Los Angeles basically has summer all year round. It also has a tectonic map that looks like a shattered glass-topped coffee table, so earthquakes are what California has instead of weather.
I lived through three big ones, dozens I could feel and hundreds I couldn’t. I thought I was done with all that until a couple of weeks ago. I was in the men’s room at Trader Joe’s, and the wall started wobbling. I had a mini stroke immediately, divine retribution for all the bacon cheeseburgers. Then it went away, and I forgot about it until a half-happy, half-scared checkout clerk chirped, “Did you feel the earthquake?”
“How cute,” I thought. “She thinks that was an earthquake.” Because I knew better as a grizzled veteran of 20 years on the Pacific Rim. Then I felt like an idiot. Of course she should be excited and scared. Earthquakes, even small ones, are a very big deal.
Carol and I went through that same naive stage. In 1989 we visited San Francisco. On the way home I realized the bluff we were driving by was the San Andreas Fault: basically, where two continents are jammed together. It was just an ordinary hill, until three days later when it slipped and pulled the rug out from under the whole Bay Area, interrupting the World Series and collapsing freeways.
A couple of years later, I was at a driving range. I looked up and saw the ground rise up, and waves passed under my feet like an ocean of land. It was kind of fun, like surfing, only without the board. And on an ocean made of land. I even thought it was kind of cool when I saw a hill in front of me disappear in a cloud of dust. If this was what all the fuss was about, I thought, Californians were scaredy cats. Especially the waitress who came screaming out of the coffee shop, and my wife, who called and suggested I come home 10 seconds ago. I told her I still had half a bucket of balls. Ever notice how loud spouses can be when they don’t get it?
In fact, I didn’t really get it, not until I was indoors for one, at work a few years later. That’s when it got real. A force that makes solid ground ocean-like doesn’t even notice something as insubstantial as a building, much less anything inside it. Watching a refrigerator levitate really makes you think. I discovered I didn’t want to die in a room of screaming comedy writers.
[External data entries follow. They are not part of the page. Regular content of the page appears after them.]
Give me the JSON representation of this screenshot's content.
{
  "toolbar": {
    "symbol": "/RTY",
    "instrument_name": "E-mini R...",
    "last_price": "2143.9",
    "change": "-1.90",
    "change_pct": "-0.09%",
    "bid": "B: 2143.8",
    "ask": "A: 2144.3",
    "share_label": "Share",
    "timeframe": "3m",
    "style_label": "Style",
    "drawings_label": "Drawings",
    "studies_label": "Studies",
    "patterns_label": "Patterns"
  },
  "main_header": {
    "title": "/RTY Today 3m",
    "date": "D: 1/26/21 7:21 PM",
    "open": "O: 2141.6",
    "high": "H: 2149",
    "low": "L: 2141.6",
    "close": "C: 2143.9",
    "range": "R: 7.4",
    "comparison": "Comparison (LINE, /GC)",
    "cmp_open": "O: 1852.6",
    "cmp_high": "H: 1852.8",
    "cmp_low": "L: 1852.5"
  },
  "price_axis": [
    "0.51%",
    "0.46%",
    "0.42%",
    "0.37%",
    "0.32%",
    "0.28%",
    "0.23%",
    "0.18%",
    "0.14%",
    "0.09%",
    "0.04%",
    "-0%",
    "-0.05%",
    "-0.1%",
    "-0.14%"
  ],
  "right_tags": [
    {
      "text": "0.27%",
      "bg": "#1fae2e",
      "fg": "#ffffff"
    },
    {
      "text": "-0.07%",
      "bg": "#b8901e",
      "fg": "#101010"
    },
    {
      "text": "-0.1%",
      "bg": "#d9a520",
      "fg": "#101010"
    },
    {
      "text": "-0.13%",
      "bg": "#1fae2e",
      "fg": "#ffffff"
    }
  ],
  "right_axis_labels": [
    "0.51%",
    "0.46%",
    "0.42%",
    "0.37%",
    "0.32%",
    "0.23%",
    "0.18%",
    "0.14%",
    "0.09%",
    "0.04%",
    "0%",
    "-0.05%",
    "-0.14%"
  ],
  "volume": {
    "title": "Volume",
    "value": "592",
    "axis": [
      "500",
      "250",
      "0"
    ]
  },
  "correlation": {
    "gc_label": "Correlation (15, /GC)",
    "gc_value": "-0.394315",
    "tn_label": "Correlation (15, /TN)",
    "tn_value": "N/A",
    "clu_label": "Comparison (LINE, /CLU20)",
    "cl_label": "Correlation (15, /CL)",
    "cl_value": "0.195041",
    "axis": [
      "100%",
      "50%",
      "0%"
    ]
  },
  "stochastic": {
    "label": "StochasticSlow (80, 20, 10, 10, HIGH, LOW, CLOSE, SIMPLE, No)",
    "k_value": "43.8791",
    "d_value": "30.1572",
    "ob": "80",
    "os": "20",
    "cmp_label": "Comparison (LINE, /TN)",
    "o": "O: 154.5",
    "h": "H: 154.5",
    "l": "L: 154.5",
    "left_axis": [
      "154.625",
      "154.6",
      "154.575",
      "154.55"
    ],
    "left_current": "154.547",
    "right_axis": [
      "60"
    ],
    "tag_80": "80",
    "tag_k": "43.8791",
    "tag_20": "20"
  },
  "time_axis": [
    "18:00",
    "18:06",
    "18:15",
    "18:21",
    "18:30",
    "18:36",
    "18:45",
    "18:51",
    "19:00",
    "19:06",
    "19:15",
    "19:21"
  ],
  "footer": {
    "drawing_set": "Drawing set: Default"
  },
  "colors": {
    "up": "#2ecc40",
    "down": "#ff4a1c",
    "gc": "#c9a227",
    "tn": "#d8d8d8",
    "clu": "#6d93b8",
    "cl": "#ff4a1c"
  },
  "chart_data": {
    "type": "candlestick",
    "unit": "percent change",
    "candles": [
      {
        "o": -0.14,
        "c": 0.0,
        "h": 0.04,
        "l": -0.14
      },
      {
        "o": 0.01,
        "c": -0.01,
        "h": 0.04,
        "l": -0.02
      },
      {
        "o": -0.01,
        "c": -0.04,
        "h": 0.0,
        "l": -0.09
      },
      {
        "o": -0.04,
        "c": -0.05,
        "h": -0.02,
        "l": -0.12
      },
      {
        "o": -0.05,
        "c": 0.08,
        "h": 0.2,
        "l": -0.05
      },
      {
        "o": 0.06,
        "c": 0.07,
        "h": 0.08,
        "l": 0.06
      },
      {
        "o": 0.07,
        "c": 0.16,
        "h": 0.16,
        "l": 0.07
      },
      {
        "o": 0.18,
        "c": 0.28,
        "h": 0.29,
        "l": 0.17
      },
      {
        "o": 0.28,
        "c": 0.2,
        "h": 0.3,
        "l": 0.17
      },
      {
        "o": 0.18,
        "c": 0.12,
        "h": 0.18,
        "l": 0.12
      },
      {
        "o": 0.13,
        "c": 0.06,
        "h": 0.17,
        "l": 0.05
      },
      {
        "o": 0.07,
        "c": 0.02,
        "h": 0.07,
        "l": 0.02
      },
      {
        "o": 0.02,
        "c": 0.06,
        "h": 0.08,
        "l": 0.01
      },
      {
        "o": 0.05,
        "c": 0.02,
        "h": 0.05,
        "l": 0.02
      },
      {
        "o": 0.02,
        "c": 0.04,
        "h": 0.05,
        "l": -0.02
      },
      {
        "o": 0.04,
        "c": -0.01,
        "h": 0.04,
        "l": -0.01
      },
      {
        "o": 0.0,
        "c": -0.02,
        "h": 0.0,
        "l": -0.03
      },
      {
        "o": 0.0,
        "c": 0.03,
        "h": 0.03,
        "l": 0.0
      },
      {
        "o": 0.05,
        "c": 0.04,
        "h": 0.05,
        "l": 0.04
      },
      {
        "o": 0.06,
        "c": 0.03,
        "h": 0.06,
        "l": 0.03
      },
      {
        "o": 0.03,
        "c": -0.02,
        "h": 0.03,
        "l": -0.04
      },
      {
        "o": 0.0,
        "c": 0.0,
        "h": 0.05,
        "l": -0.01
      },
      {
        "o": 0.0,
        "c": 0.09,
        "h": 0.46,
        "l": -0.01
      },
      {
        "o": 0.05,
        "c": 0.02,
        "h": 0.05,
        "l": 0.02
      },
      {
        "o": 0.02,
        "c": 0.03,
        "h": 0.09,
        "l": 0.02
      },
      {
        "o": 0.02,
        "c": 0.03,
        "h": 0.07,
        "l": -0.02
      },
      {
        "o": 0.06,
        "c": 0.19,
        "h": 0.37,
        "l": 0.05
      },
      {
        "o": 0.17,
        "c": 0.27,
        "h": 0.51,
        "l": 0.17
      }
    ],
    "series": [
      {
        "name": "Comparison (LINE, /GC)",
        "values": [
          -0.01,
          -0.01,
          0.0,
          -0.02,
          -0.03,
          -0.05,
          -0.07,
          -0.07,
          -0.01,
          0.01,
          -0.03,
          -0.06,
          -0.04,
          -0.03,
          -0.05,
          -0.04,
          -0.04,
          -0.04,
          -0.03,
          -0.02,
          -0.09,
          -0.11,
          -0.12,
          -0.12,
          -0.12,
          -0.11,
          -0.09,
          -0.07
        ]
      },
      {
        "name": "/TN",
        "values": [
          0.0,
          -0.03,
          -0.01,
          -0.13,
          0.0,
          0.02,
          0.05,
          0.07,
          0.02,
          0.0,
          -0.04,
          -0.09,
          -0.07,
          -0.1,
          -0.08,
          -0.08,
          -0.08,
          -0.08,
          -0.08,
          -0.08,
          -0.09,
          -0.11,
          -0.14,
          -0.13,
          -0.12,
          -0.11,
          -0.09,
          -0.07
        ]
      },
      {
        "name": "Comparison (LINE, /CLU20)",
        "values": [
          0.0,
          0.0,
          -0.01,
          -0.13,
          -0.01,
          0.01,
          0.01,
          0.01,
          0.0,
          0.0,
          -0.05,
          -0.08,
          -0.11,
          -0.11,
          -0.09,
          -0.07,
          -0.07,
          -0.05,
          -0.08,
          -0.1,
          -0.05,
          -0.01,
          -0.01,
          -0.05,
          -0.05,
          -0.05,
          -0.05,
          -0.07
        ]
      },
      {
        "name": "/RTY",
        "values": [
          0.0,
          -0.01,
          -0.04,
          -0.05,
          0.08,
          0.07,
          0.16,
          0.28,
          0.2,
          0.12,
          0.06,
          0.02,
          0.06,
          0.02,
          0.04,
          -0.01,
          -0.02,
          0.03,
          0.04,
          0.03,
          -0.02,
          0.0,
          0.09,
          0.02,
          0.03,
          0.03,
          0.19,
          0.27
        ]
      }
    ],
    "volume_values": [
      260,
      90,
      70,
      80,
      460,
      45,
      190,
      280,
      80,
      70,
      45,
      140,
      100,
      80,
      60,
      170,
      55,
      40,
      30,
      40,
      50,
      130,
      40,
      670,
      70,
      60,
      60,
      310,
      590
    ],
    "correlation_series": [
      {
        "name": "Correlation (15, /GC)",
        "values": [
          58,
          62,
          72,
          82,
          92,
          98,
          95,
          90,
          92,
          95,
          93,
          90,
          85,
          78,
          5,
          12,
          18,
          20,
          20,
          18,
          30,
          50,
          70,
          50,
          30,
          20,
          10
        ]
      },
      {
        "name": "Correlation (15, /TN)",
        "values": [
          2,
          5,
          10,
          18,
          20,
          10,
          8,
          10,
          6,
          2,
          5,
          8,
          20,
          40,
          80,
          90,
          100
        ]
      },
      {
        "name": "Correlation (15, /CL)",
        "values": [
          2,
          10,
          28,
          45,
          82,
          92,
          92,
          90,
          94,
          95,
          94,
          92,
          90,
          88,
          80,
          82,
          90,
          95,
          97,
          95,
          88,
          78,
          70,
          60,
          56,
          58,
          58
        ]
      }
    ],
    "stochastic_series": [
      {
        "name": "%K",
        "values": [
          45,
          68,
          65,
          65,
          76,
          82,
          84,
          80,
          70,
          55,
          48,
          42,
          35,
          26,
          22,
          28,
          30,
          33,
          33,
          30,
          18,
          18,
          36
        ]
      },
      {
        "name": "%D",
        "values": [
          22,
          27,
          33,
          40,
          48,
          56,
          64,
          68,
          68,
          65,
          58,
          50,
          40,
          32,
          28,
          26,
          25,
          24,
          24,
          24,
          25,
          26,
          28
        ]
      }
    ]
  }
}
I also learned how to tell whom you care the most about: live through a big scary earthquake. The first person you check on? That’s it. Want to know who cares about you? Notice who checks on you. Which reminds me, I owe Carol an apology for that driving range conversation.
During the scariest one, we were all in the same bed – at first, anyway. Bobby was a baby. Sometimes we let him sleep in between us. Thank God we did that night. I must have woken up just as the first tremors struck because I was awake when I was airlifted eight, maybe 10 feet across the room. Seriously, we’re not that important.
If I had no other reasons to think of my wife as a hero (there are many), her behavior at that moment would cement her place. Carol must have woken up at the first tremor, but somehow she managed to stay on the bed and to roll over and shield Bobby with her body. There’s a bond between her and her children – between mothers and their children – that I will never understand. I know I don’t have it; some other connection, maybe, but not that one.
One thing that makes a big earthquake big is duration. This one seemed endless. It took forever to get back to them. I crawled, and I still got knocked down a couple of times. I had to pull myself up to get on the bed. For a panicky moment I could see her, but not him, then realized she had cocooned him under her. She wouldn’t move for a long time. I don’t think she could have if she wanted to. That primal quality that she has and I don’t kicked in, and that baby would only get hurt literally over her dead body.
It’s been years since I’ve thought about those few terrifying moments when my illusions of permanence were destroyed. By all rights I should have gotten it the first time, like that Trader Joe’s clerk did, and all the other excited, scared people I saw that day. People in Portland instinctively seem to have a healthier perspective on their place in the cosmic scheme of things. They don’t need to have a house fall on them.
Portland resident Mike Langworthy, an attorney, former stand-up comic and longtime television writer, is fascinated by all things Maine. You can reach him at firstname.lastname@example.org.